When you reproduce the entries below, keep each one exact and drop any pictures.

- Extracted records:
☆ ☆ ☆

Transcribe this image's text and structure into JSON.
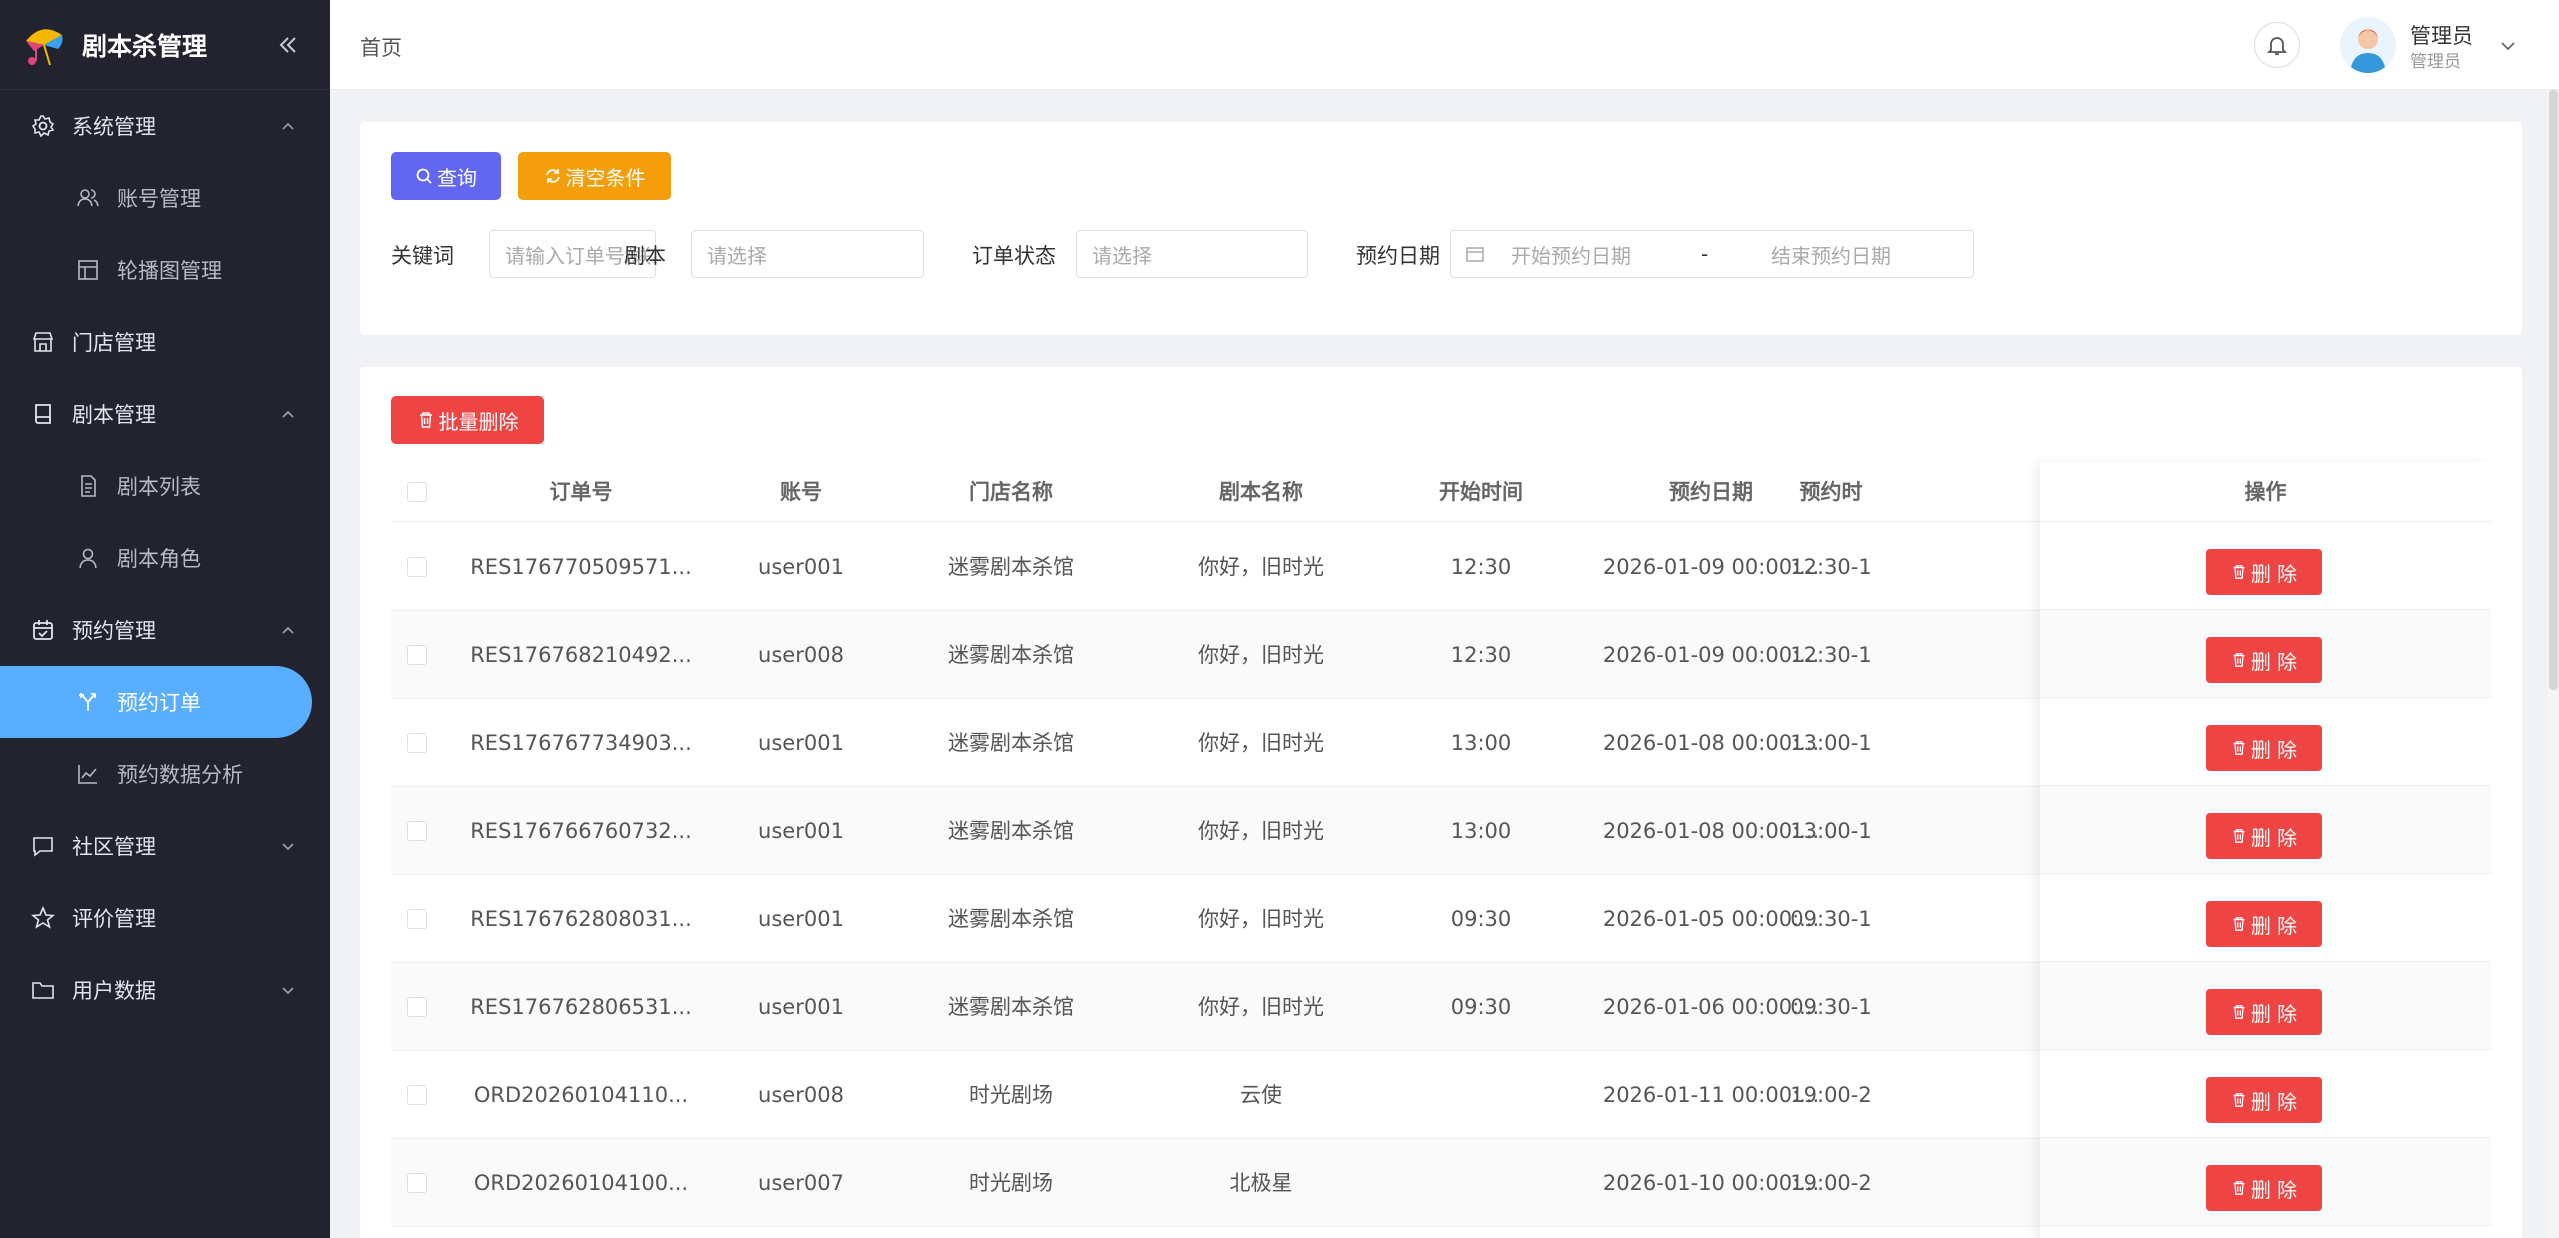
{
  "brand": {
    "title": "剧本杀管理"
  },
  "sidebar": {
    "items": [
      {
        "label": "系统管理",
        "level": "top",
        "icon": "gear-icon",
        "arrow": "up"
      },
      {
        "label": "账号管理",
        "level": "sub",
        "icon": "users-icon"
      },
      {
        "label": "轮播图管理",
        "level": "sub",
        "icon": "layout-icon"
      },
      {
        "label": "门店管理",
        "level": "top",
        "icon": "store-icon"
      },
      {
        "label": "剧本管理",
        "level": "top",
        "icon": "book-icon",
        "arrow": "up"
      },
      {
        "label": "剧本列表",
        "level": "sub",
        "icon": "document-icon"
      },
      {
        "label": "剧本角色",
        "level": "sub",
        "icon": "user-icon"
      },
      {
        "label": "预约管理",
        "level": "top",
        "icon": "calendar-icon",
        "arrow": "up"
      },
      {
        "label": "预约订单",
        "level": "sub",
        "icon": "branch-icon",
        "active": true
      },
      {
        "label": "预约数据分析",
        "level": "sub",
        "icon": "line-chart-icon"
      },
      {
        "label": "社区管理",
        "level": "top",
        "icon": "chat-icon",
        "arrow": "down"
      },
      {
        "label": "评价管理",
        "level": "top",
        "icon": "star-icon"
      },
      {
        "label": "用户数据",
        "level": "top",
        "icon": "folder-icon",
        "arrow": "down"
      }
    ]
  },
  "header": {
    "breadcrumb": "首页",
    "user_name": "管理员",
    "user_role": "管理员"
  },
  "search": {
    "query_label": "查询",
    "clear_label": "清空条件",
    "keyword_label": "关键词",
    "keyword_placeholder": "请输入订单号/联系人/联系",
    "script_label": "剧本",
    "script_placeholder": "请选择",
    "status_label": "订单状态",
    "status_placeholder": "请选择",
    "date_label": "预约日期",
    "start_placeholder": "开始预约日期",
    "range_sep": "-",
    "end_placeholder": "结束预约日期"
  },
  "table": {
    "batch_delete_label": "批量删除",
    "columns": [
      "订单号",
      "账号",
      "门店名称",
      "剧本名称",
      "开始时间",
      "预约日期",
      "预约时"
    ],
    "action_column": "操作",
    "delete_label": "删 除",
    "rows": [
      {
        "order_no": "RES176770509571...",
        "account": "user001",
        "store": "迷雾剧本杀馆",
        "script": "你好，旧时光",
        "start": "12:30",
        "date": "2026-01-09 00:00:...",
        "time": "12:30-1"
      },
      {
        "order_no": "RES176768210492...",
        "account": "user008",
        "store": "迷雾剧本杀馆",
        "script": "你好，旧时光",
        "start": "12:30",
        "date": "2026-01-09 00:00:...",
        "time": "12:30-1"
      },
      {
        "order_no": "RES176767734903...",
        "account": "user001",
        "store": "迷雾剧本杀馆",
        "script": "你好，旧时光",
        "start": "13:00",
        "date": "2026-01-08 00:00:...",
        "time": "13:00-1"
      },
      {
        "order_no": "RES176766760732...",
        "account": "user001",
        "store": "迷雾剧本杀馆",
        "script": "你好，旧时光",
        "start": "13:00",
        "date": "2026-01-08 00:00:...",
        "time": "13:00-1"
      },
      {
        "order_no": "RES176762808031...",
        "account": "user001",
        "store": "迷雾剧本杀馆",
        "script": "你好，旧时光",
        "start": "09:30",
        "date": "2026-01-05 00:00:...",
        "time": "09:30-1"
      },
      {
        "order_no": "RES176762806531...",
        "account": "user001",
        "store": "迷雾剧本杀馆",
        "script": "你好，旧时光",
        "start": "09:30",
        "date": "2026-01-06 00:00:...",
        "time": "09:30-1"
      },
      {
        "order_no": "ORD20260104110...",
        "account": "user008",
        "store": "时光剧场",
        "script": "云使",
        "start": "",
        "date": "2026-01-11 00:00:...",
        "time": "19:00-2"
      },
      {
        "order_no": "ORD20260104100...",
        "account": "user007",
        "store": "时光剧场",
        "script": "北极星",
        "start": "",
        "date": "2026-01-10 00:00:...",
        "time": "19:00-2"
      }
    ]
  },
  "colors": {
    "sidebar_bg": "#22232e",
    "active_item": "#5aaeff",
    "query_button": "#6366f1",
    "clear_button": "#f59e0b",
    "danger": "#ef4444"
  }
}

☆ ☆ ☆

- Answer to the exercise:
Transcribe this image's text and structure into JSON.
{
  "brand": {
    "title": "剧本杀管理"
  },
  "sidebar": {
    "items": [
      {
        "label": "系统管理",
        "level": "top",
        "icon": "gear-icon",
        "arrow": "up"
      },
      {
        "label": "账号管理",
        "level": "sub",
        "icon": "users-icon"
      },
      {
        "label": "轮播图管理",
        "level": "sub",
        "icon": "layout-icon"
      },
      {
        "label": "门店管理",
        "level": "top",
        "icon": "store-icon"
      },
      {
        "label": "剧本管理",
        "level": "top",
        "icon": "book-icon",
        "arrow": "up"
      },
      {
        "label": "剧本列表",
        "level": "sub",
        "icon": "document-icon"
      },
      {
        "label": "剧本角色",
        "level": "sub",
        "icon": "user-icon"
      },
      {
        "label": "预约管理",
        "level": "top",
        "icon": "calendar-icon",
        "arrow": "up"
      },
      {
        "label": "预约订单",
        "level": "sub",
        "icon": "branch-icon",
        "active": true
      },
      {
        "label": "预约数据分析",
        "level": "sub",
        "icon": "line-chart-icon"
      },
      {
        "label": "社区管理",
        "level": "top",
        "icon": "chat-icon",
        "arrow": "down"
      },
      {
        "label": "评价管理",
        "level": "top",
        "icon": "star-icon"
      },
      {
        "label": "用户数据",
        "level": "top",
        "icon": "folder-icon",
        "arrow": "down"
      }
    ]
  },
  "header": {
    "breadcrumb": "首页",
    "user_name": "管理员",
    "user_role": "管理员"
  },
  "search": {
    "query_label": "查询",
    "clear_label": "清空条件",
    "keyword_label": "关键词",
    "keyword_placeholder": "请输入订单号/联系人/联系",
    "script_label": "剧本",
    "script_placeholder": "请选择",
    "status_label": "订单状态",
    "status_placeholder": "请选择",
    "date_label": "预约日期",
    "start_placeholder": "开始预约日期",
    "range_sep": "-",
    "end_placeholder": "结束预约日期"
  },
  "table": {
    "batch_delete_label": "批量删除",
    "columns": [
      "订单号",
      "账号",
      "门店名称",
      "剧本名称",
      "开始时间",
      "预约日期",
      "预约时"
    ],
    "action_column": "操作",
    "delete_label": "删 除",
    "rows": [
      {
        "order_no": "RES176770509571...",
        "account": "user001",
        "store": "迷雾剧本杀馆",
        "script": "你好，旧时光",
        "start": "12:30",
        "date": "2026-01-09 00:00:...",
        "time": "12:30-1"
      },
      {
        "order_no": "RES176768210492...",
        "account": "user008",
        "store": "迷雾剧本杀馆",
        "script": "你好，旧时光",
        "start": "12:30",
        "date": "2026-01-09 00:00:...",
        "time": "12:30-1"
      },
      {
        "order_no": "RES176767734903...",
        "account": "user001",
        "store": "迷雾剧本杀馆",
        "script": "你好，旧时光",
        "start": "13:00",
        "date": "2026-01-08 00:00:...",
        "time": "13:00-1"
      },
      {
        "order_no": "RES176766760732...",
        "account": "user001",
        "store": "迷雾剧本杀馆",
        "script": "你好，旧时光",
        "start": "13:00",
        "date": "2026-01-08 00:00:...",
        "time": "13:00-1"
      },
      {
        "order_no": "RES176762808031...",
        "account": "user001",
        "store": "迷雾剧本杀馆",
        "script": "你好，旧时光",
        "start": "09:30",
        "date": "2026-01-05 00:00:...",
        "time": "09:30-1"
      },
      {
        "order_no": "RES176762806531...",
        "account": "user001",
        "store": "迷雾剧本杀馆",
        "script": "你好，旧时光",
        "start": "09:30",
        "date": "2026-01-06 00:00:...",
        "time": "09:30-1"
      },
      {
        "order_no": "ORD20260104110...",
        "account": "user008",
        "store": "时光剧场",
        "script": "云使",
        "start": "",
        "date": "2026-01-11 00:00:...",
        "time": "19:00-2"
      },
      {
        "order_no": "ORD20260104100...",
        "account": "user007",
        "store": "时光剧场",
        "script": "北极星",
        "start": "",
        "date": "2026-01-10 00:00:...",
        "time": "19:00-2"
      }
    ]
  },
  "colors": {
    "sidebar_bg": "#22232e",
    "active_item": "#5aaeff",
    "query_button": "#6366f1",
    "clear_button": "#f59e0b",
    "danger": "#ef4444"
  }
}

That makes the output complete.